The number of American students abroad today is at a record high: more than 223,534 young Americans are overseas, eager to acquire competitive skills and motivated to participate in global development initiatives. According to the report Open Doors 2007, published by the Institute of International Education, the increase in students abroad can be attributed to the realization that international experience is important for students’ career-building, is valued by employers, performs a diplomatic service abroad, and generally is vital to America’s national interest. As Senator Richard Durbin said in July 2006, introducing legislation to establish the Abraham Lincoln Study Abroad Program, “Our lack of world awareness is now seen as a national liability.”
I beg to differ.
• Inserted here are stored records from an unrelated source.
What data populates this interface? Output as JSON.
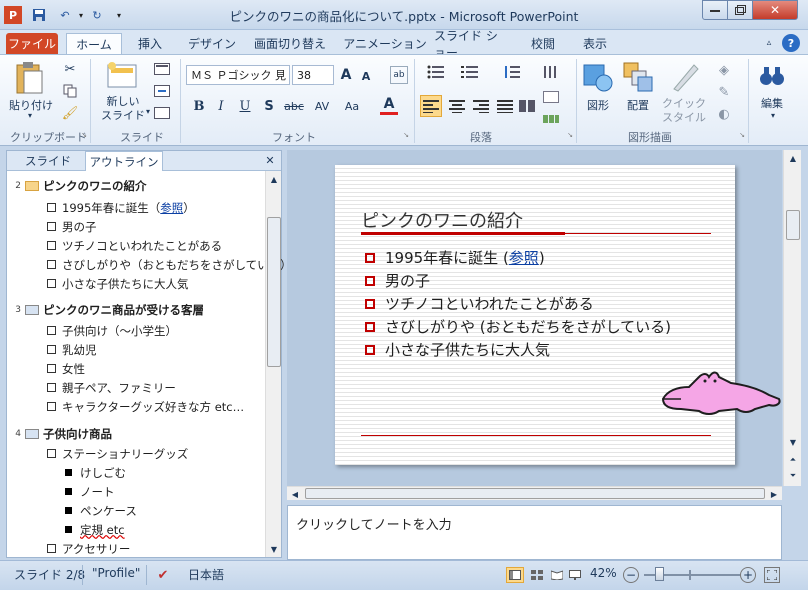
{
  "window": {
    "title": "ピンクのワニの商品化について.pptx - Microsoft PowerPoint",
    "app_icon": "powerpoint-icon"
  },
  "tabs": [
    "ファイル",
    "ホーム",
    "挿入",
    "デザイン",
    "画面切り替え",
    "アニメーション",
    "スライド ショー",
    "校閲",
    "表示"
  ],
  "ribbon": {
    "clipboard": {
      "paste": "貼り付け",
      "label": "クリップボード"
    },
    "slides": {
      "new_slide_line1": "新しい",
      "new_slide_line2": "スライド",
      "label": "スライド"
    },
    "font": {
      "name": "ＭＳ Ｐゴシック 見",
      "size": "38",
      "label": "フォント"
    },
    "paragraph": {
      "label": "段落"
    },
    "drawing": {
      "shape": "図形",
      "arrange": "配置",
      "quick_style_line1": "クイック",
      "quick_style_line2": "スタイル",
      "label": "図形描画"
    },
    "editing": {
      "label": "編集"
    }
  },
  "left_pane": {
    "tabs": [
      "スライド",
      "アウトライン"
    ],
    "slides": [
      {
        "num": "2",
        "title": "ピンクのワニの紹介",
        "current": true,
        "bullets": [
          "1995年春に誕生（",
          "男の子",
          "ツチノコといわれたことがある",
          "さびしがりや（おともだちをさがしている）",
          "小さな子供たちに大人気"
        ],
        "link": "参照",
        "after_link": "）"
      },
      {
        "num": "3",
        "title": "ピンクのワニ商品が受ける客層",
        "bullets": [
          "子供向け（～小学生）",
          "乳幼児",
          "女性",
          "親子ペア、ファミリー",
          "キャラクターグッズ好きな方 etc…"
        ]
      },
      {
        "num": "4",
        "title": "子供向け商品",
        "bullets": [
          "ステーショナリーグッズ"
        ],
        "sub": [
          "けしごむ",
          "ノート",
          "ペンケース",
          "定規 etc"
        ],
        "more": [
          "アクセサリー"
        ]
      }
    ]
  },
  "slide": {
    "title": "ピンクのワニの紹介",
    "bullets": [
      "1995年春に誕生 (",
      "男の子",
      "ツチノコといわれたことがある",
      "さびしがりや (おともだちをさがしている)",
      "小さな子供たちに大人気"
    ],
    "link": "参照",
    "after_link": ")"
  },
  "notes": {
    "placeholder": "クリックしてノートを入力"
  },
  "status": {
    "slide": "スライド 2/8",
    "theme": "\"Profile\"",
    "lang": "日本語",
    "zoom": "42%"
  },
  "colors": {
    "accent_red": "#c00000",
    "pink": "#f5a6e6",
    "file_tab": "#d24726"
  }
}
While the geographic ignorance displayed by Miss Teen South Carolina in 2007 could be easily considered a national security concern in this post 9-11 world, there are other reasons for our increasing interest in international exchange, beyond self-interest. Our generation is also starting to realize America’s place in the world, its role in geopolitics, and its influence on the global economy. Apart from applauding the benefits of globalization, students of international affairs are also becoming aware of its costs and trade-offs. In an age where social, economic, and environmental problems have become global crises, travel abroad for the sake of language immersion, cross-cultural experience, and career-building is simply not good enough. “Exchange program” is out, and “change program” is in.
In 2008, more than 1,500 Global Brigades volunteers traveled to provide health and economic development solutions to more than 50,000 beneficiaries in communities in Central America, Ghana, India and Vietnam. Global Brigades students pour concrete, pull teeth, support struggling micro enterprises, plant trees, build infrastructure, and provide some of the poorest villages in the world with clean water, health care, and economic opportunities. Global Brigades travel as groups and team up with local communities to foster sustainable change and improve quality of life.
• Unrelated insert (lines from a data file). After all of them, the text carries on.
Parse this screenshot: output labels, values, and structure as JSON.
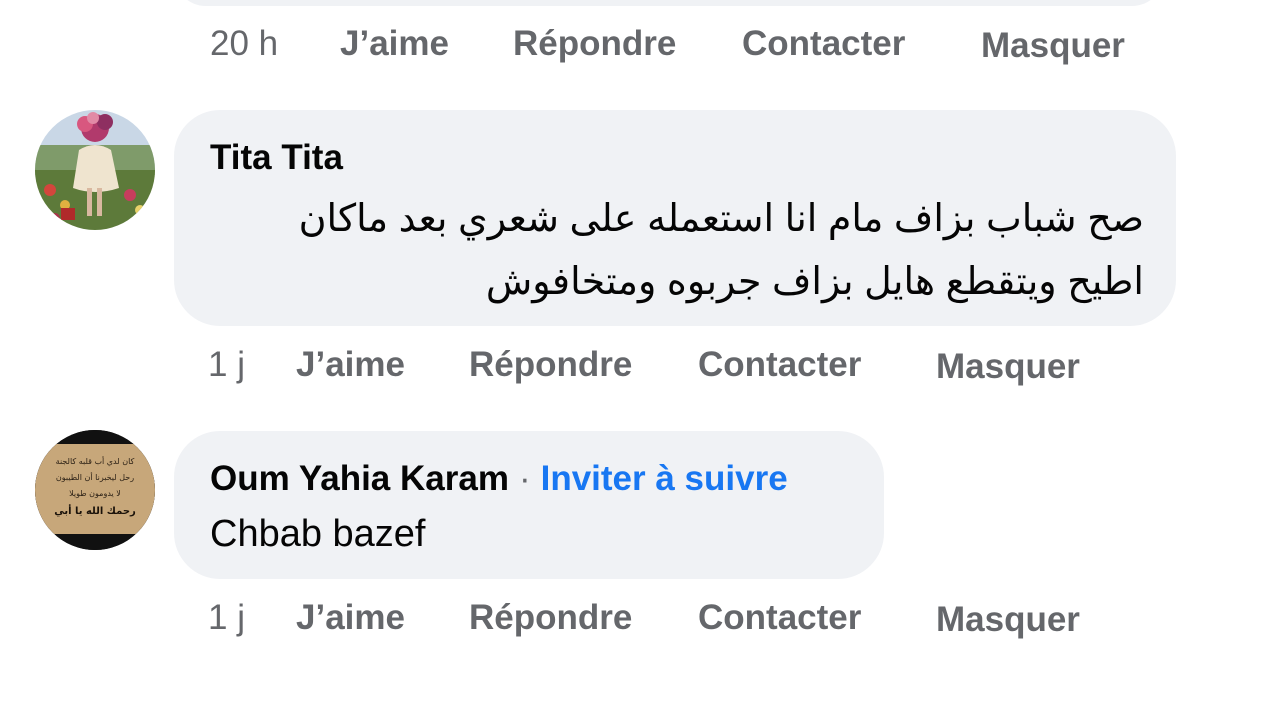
{
  "previous_comment": {
    "actions": {
      "time": "20 h",
      "like": "J’aime",
      "reply": "Répondre",
      "contact": "Contacter",
      "hide": "Masquer"
    }
  },
  "comments": [
    {
      "author": "Tita Tita",
      "text_line1": "صح  شباب بزاف مام انا استعمله على شعري بعد ماكان",
      "text_line2": "اطيح ويتقطع هايل بزاف جربوه ومتخافوش",
      "actions": {
        "time": "1 j",
        "like": "J’aime",
        "reply": "Répondre",
        "contact": "Contacter",
        "hide": "Masquer"
      }
    },
    {
      "author": "Oum Yahia Karam",
      "separator": "·",
      "invite": "Inviter à suivre",
      "text": "Chbab bazef",
      "avatar_text": {
        "line1": "كان لدي أب قلبه كالجنة",
        "line2": "رحل ليخبرنا أن الطيبون",
        "line3": "لا يدومون طويلا",
        "line4": "رحمك الله يا أبي"
      },
      "actions": {
        "time": "1 j",
        "like": "J’aime",
        "reply": "Répondre",
        "contact": "Contacter",
        "hide": "Masquer"
      }
    }
  ],
  "colors": {
    "bubble": "#f0f2f5",
    "secondary_text": "#65676b",
    "link_blue": "#1877f2"
  }
}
Students emerge from these Global Brigades experiences transformed, with new perspectives, skills, capacities and concerns. Not only are they aware of the global backyard, they are aware of their own power as agents of change. Volunteers who participate in one-week brigades often go on to become club leaders of next brigade, regional advisors coaching multiple clubs, country directors of Global Brigaders programs, and most recently, a CEO of the organization.
When we say Global Brigades is student-led, we’re talking about new era of leadership: an age of Global Citizenship. Citizenship implies a sense of duty, collective responsibility, and cooperative leadership. Global Citizenship calls for an expansion of national self-interest to include commitment to other countries, cultures and environments.
The age of Global Citizenship comes not a moment too late. If we don’t become aware of our power to address global crises such as hunger, poverty and climate change, our lack of world awareness will no longer be a national liability, it will become a global liability. Travel abroad is monumentally important in empowering today’s Global Citizens, but it must foster change over exchange.